I was particularly struck by Ruth’s working method. She was not a militant firebrand, given to marching and demonstrating. Rather she was serious and soft-spoken, cautious and careful, reserved and restrained. Her colleagues report that she didn’t do small-talk. She just focused on getting the job done.

'When a thoughtless or unkind word is spoken, best tune out. Reacting in anger or annoyance will not advance one’s ability to persuade.'

Ruth Bader Ginsburg At work

Ruth Bader Ginsburg At work

Ask yourself this: Do you have an RBG in your office? Sitting silently, working diligently. Meticulous and methodical. Shy and self-effacing. The quiet achiever, the unsung hero.

What if she or he is being shouted down, pushed aside, managed and marginalised? What if the conversation is being dominated by the most vocal rather than the best qualified people in the room?

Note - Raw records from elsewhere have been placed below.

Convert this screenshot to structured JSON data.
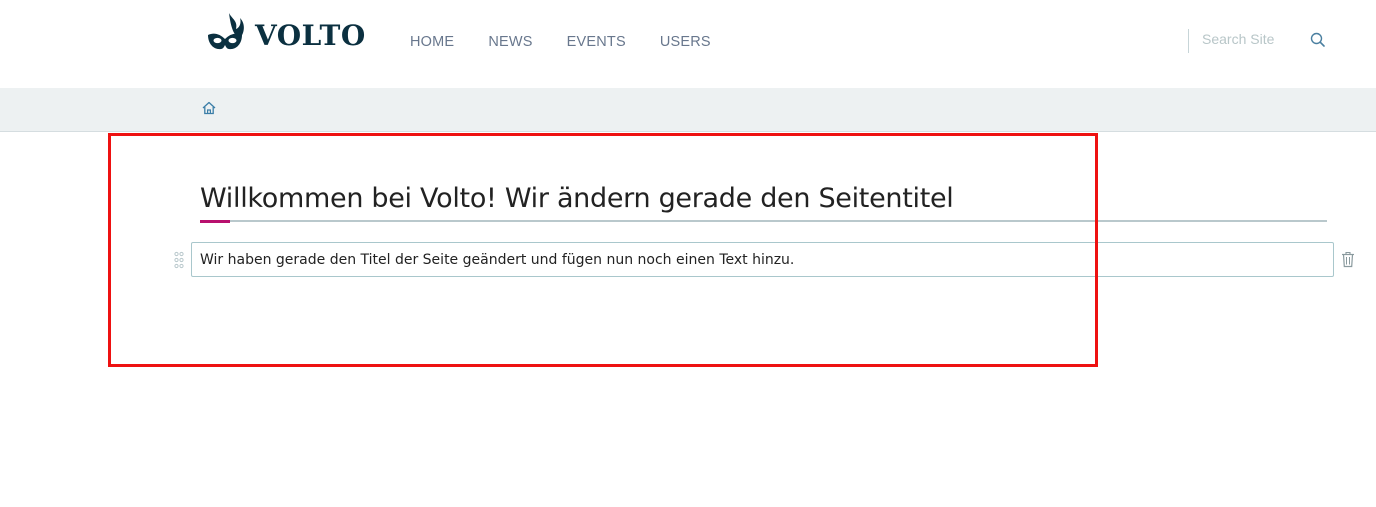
{
  "brand": {
    "name": "VOLTO",
    "logo_icon": "volto-mask-icon",
    "color": "#0b3040"
  },
  "nav": {
    "items": [
      {
        "label": "HOME"
      },
      {
        "label": "NEWS"
      },
      {
        "label": "EVENTS"
      },
      {
        "label": "USERS"
      }
    ]
  },
  "search": {
    "placeholder": "Search Site",
    "value": "",
    "icon": "search-icon"
  },
  "breadcrumb": {
    "home_icon": "home-icon"
  },
  "content": {
    "title": "Willkommen bei Volto! Wir ändern gerade den Seitentitel",
    "text_block": "Wir haben gerade den Titel der Seite geändert und fügen nun noch einen Text hinzu.",
    "drag_icon": "drag-handle-icon",
    "delete_icon": "trash-icon"
  },
  "colors": {
    "accent": "#b8106e",
    "highlight": "#ee1111",
    "breadcrumb_bg": "#edf1f2",
    "nav_text": "#68778d"
  }
}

Are you doing enough to ensure that the quiet achiever can still be heard?

'We have the oldest written constitution still in force in the world, and it starts out with three words, 'We, the people.''

In 1980 Ruth Bader Ginsberg was appointed to the US Court of Appeals, and in 1993 she became the second woman Justice on the US Supreme Court. In recent years, with liberal Justices in the minority, she has often been a dissenting voice.

Sadly Martin Ginsburg died of cancer in 2010. He and Ruth had been married for 56 years. In December 2018 Ruth, already a two-time survivor of cancer herself, underwent surgery for lung cancer. She was back on the Supreme Court bench eight weeks later. She has recently turned eighty-six.

Just over five feet tall; hair neatly tied back with a scrunchie; serious glasses; vintage earrings; silk shirt and scarf. Ruth Bader Ginsburg is asked how long she can keep going. With lips pursed, she pauses for thought.

‘I will do this job as long as I can do it full steam, and when I can’t that will be the time I will step down.’

Full steam ahead, Ruth Bader Ginsburg.

No. 220